My only point on this item has been that people harbor murder in their hearts far more than they own up to it (much less act upon it). We are modernly less willing to be honest with ourselves or others about our willingness to do violence for good or ill -- and that the unwillingness to speak of it (there's some conditioning) does not demonstrably involve less killing -- more sprodaic and more concentrated perhaps -- but that is not necessarily an improvement, morally or or otherwise.
If William takes a behaviorist view, then he understandably gives less credence to the interior life not
acted upon as less indicative -- or in a sense less "real" -- than the acts performed. I think when people say-- "I'll kill him!!" in anger they actually do mean it for an instance, but then almost immediately think better of it -- it is the source of the reflection and restraint in the very warlike tendency itself that is initially expressed which is interesting to me -- coupled with the issue of moral
violence in the protection of others that is so intriguing in suggested capabilities that seem to come from nothing except a selfless motivation. "And that is an encouraging thought."
Hillman quotes the Homeric era "Hymn to Ares" showing this sense that meekness is actually antithetical to maintaining peace and one needs instead a "keen fury" and warlike "boldness to abide within the harmless laws of peace." The quotes of Gandhi and Jesus are to much the same effect, as I read them.
hear me, helper of men, giver of dauntless youth!

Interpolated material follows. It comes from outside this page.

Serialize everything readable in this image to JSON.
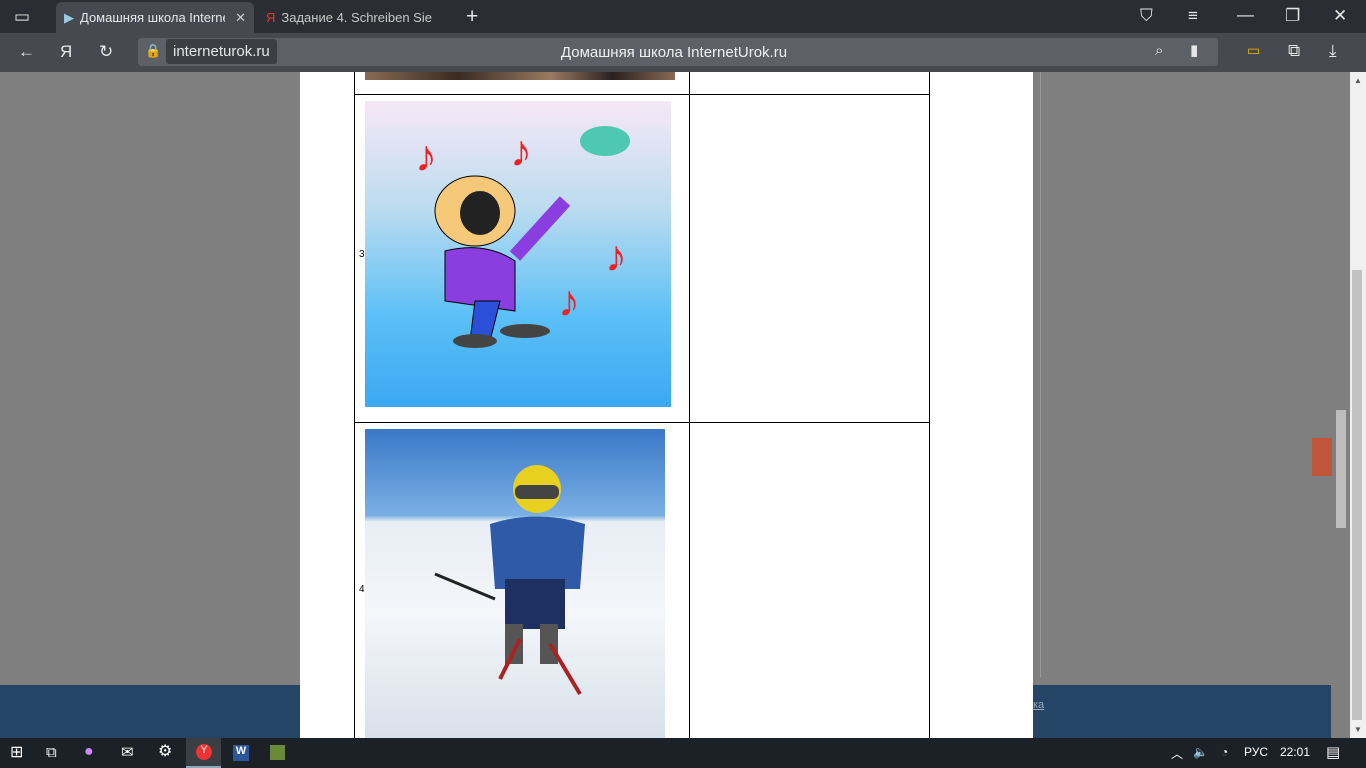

Shed down a kindly ray from above upon my life, and strength of war, that I may be able to drive away bitter cowardice from my head and crush down the deceitful impulses of my soul. Restrain also the keen fury of my heart which provokes me to tread the ways of blood-curdling strife. Rather, O blessed one, give you me boldness to abide within the harmless laws of peace, avoiding strife and hatred and the violent fiends of death.

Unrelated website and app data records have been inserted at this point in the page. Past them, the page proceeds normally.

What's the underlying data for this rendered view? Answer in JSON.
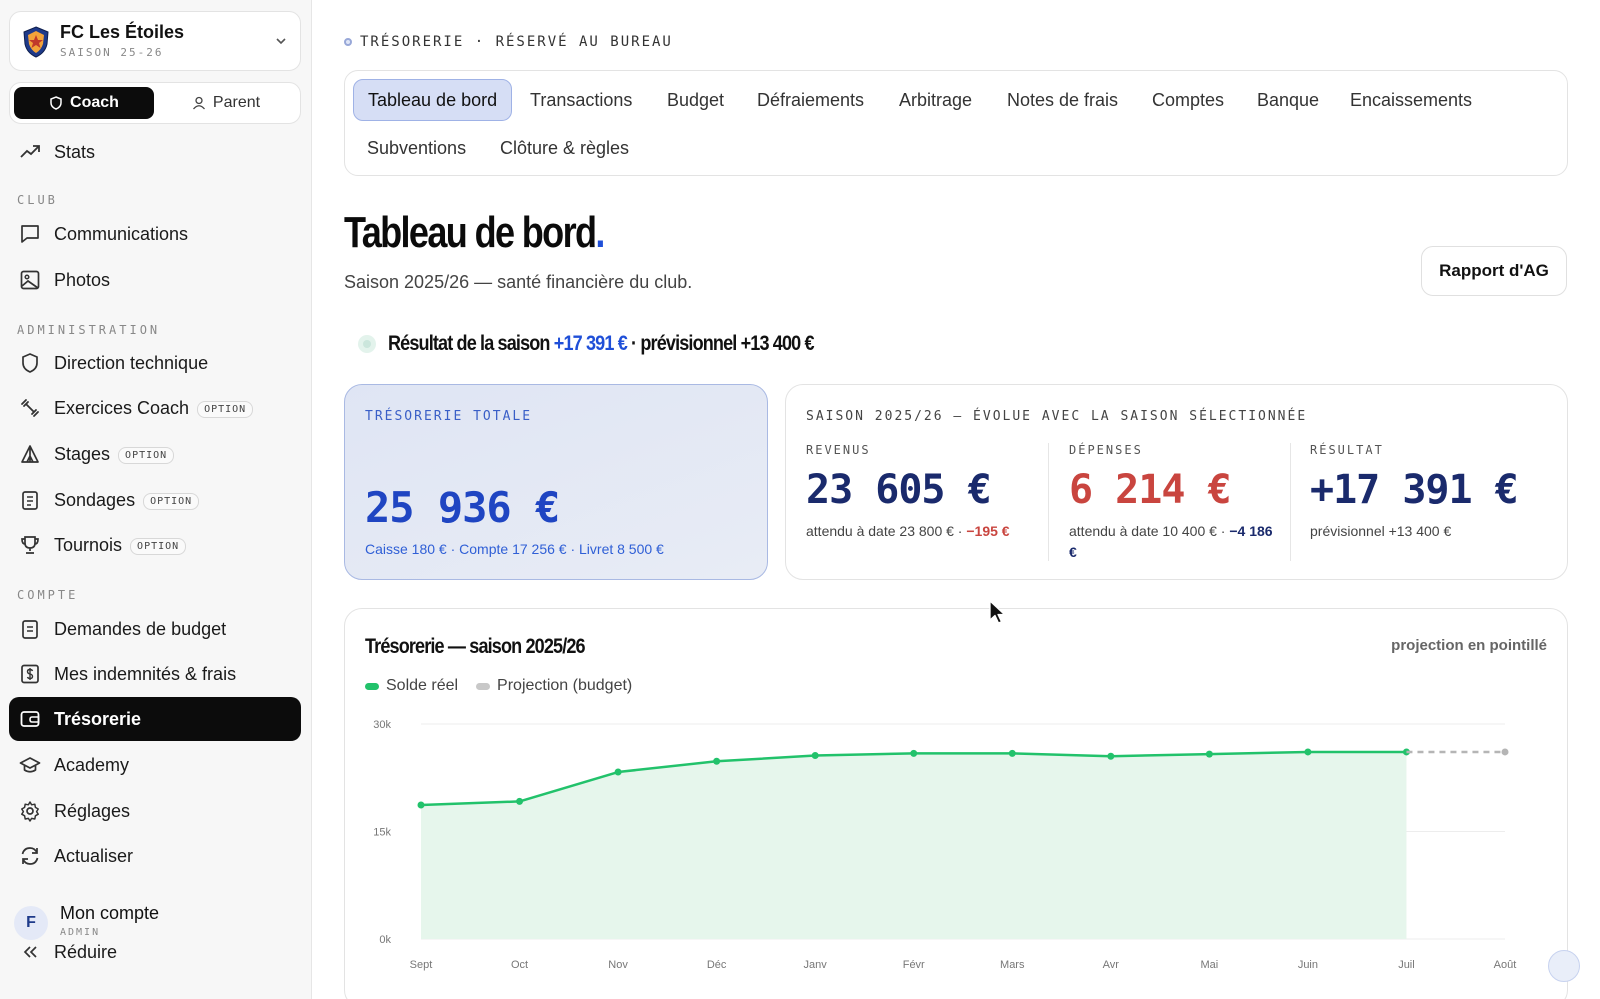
{
  "club": {
    "name": "FC Les Étoiles",
    "season": "SAISON 25-26"
  },
  "roles": {
    "coach": "Coach",
    "parent": "Parent"
  },
  "nav": {
    "stats": "Stats",
    "section_club": "CLUB",
    "communications": "Communications",
    "photos": "Photos",
    "section_admin": "ADMINISTRATION",
    "direction": "Direction technique",
    "exercices": "Exercices Coach",
    "stages": "Stages",
    "sondages": "Sondages",
    "tournois": "Tournois",
    "option_badge": "OPTION",
    "section_compte": "COMPTE",
    "demandes": "Demandes de budget",
    "indemnites": "Mes indemnités & frais",
    "tresorerie": "Trésorerie",
    "academy": "Academy",
    "reglages": "Réglages",
    "actualiser": "Actualiser",
    "reduire": "Réduire"
  },
  "account": {
    "initial": "F",
    "name": "Mon compte",
    "role": "ADMIN"
  },
  "header": {
    "eyebrow": "TRÉSORERIE · RÉSERVÉ AU BUREAU"
  },
  "tabs": [
    "Tableau de bord",
    "Transactions",
    "Budget",
    "Défraiements",
    "Arbitrage",
    "Notes de frais",
    "Comptes",
    "Banque",
    "Encaissements",
    "Subventions",
    "Clôture & règles"
  ],
  "page": {
    "title": "Tableau de bord",
    "title_dot": ".",
    "subtitle": "Saison 2025/26 — santé financière du club.",
    "ag_button": "Rapport d'AG"
  },
  "result": {
    "prefix": "Résultat de la saison",
    "value": "+17 391 €",
    "suffix": "· prévisionnel +13 400 €"
  },
  "treso": {
    "label": "TRÉSORERIE TOTALE",
    "amount": "25 936 €",
    "detail": "Caisse 180 € · Compte 17 256 € · Livret 8 500 €"
  },
  "season_card": {
    "label": "SAISON 2025/26 — ÉVOLUE AVEC LA SAISON SÉLECTIONNÉE",
    "revenus": {
      "h": "REVENUS",
      "v": "23 605 €",
      "s": "attendu à date 23 800 € ·",
      "delta": "−195 €"
    },
    "depenses": {
      "h": "DÉPENSES",
      "v": "6 214 €",
      "s": "attendu à date 10 400 € ·",
      "delta": "−4 186 €"
    },
    "resultat": {
      "h": "RÉSULTAT",
      "v": "+17 391 €",
      "s": "prévisionnel +13 400 €"
    }
  },
  "chart": {
    "title": "Trésorerie — saison 2025/26",
    "note": "projection en pointillé",
    "legend_real": "Solde réel",
    "legend_proj": "Projection (budget)"
  },
  "colors": {
    "accent": "#1f4fd8",
    "real": "#22c26b",
    "real_fill": "#e6f6ec",
    "projection": "#c8c8c8",
    "expense": "#c9453f",
    "navy": "#1a2a6c"
  },
  "chart_data": {
    "type": "line",
    "categories": [
      "Sept",
      "Oct",
      "Nov",
      "Déc",
      "Janv",
      "Févr",
      "Mars",
      "Avr",
      "Mai",
      "Juin",
      "Juil",
      "Août"
    ],
    "series": [
      {
        "name": "Solde réel",
        "values": [
          18700,
          19200,
          23300,
          24800,
          25600,
          25900,
          25900,
          25500,
          25800,
          26100,
          26100,
          null
        ]
      },
      {
        "name": "Projection (budget)",
        "values": [
          null,
          null,
          null,
          null,
          null,
          null,
          null,
          null,
          null,
          null,
          26100,
          26100
        ]
      }
    ],
    "yticks": [
      0,
      15000,
      30000
    ],
    "ytick_labels": [
      "0k",
      "15k",
      "30k"
    ],
    "ylim": [
      0,
      30000
    ],
    "grid": true,
    "legend": "top-left"
  }
}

this is the kind of exploration that Ueshiba meant his own mythological perspective to inspire (and which has not received the attention it really deserves) --- and this issue is much, much larger than Aikido per se.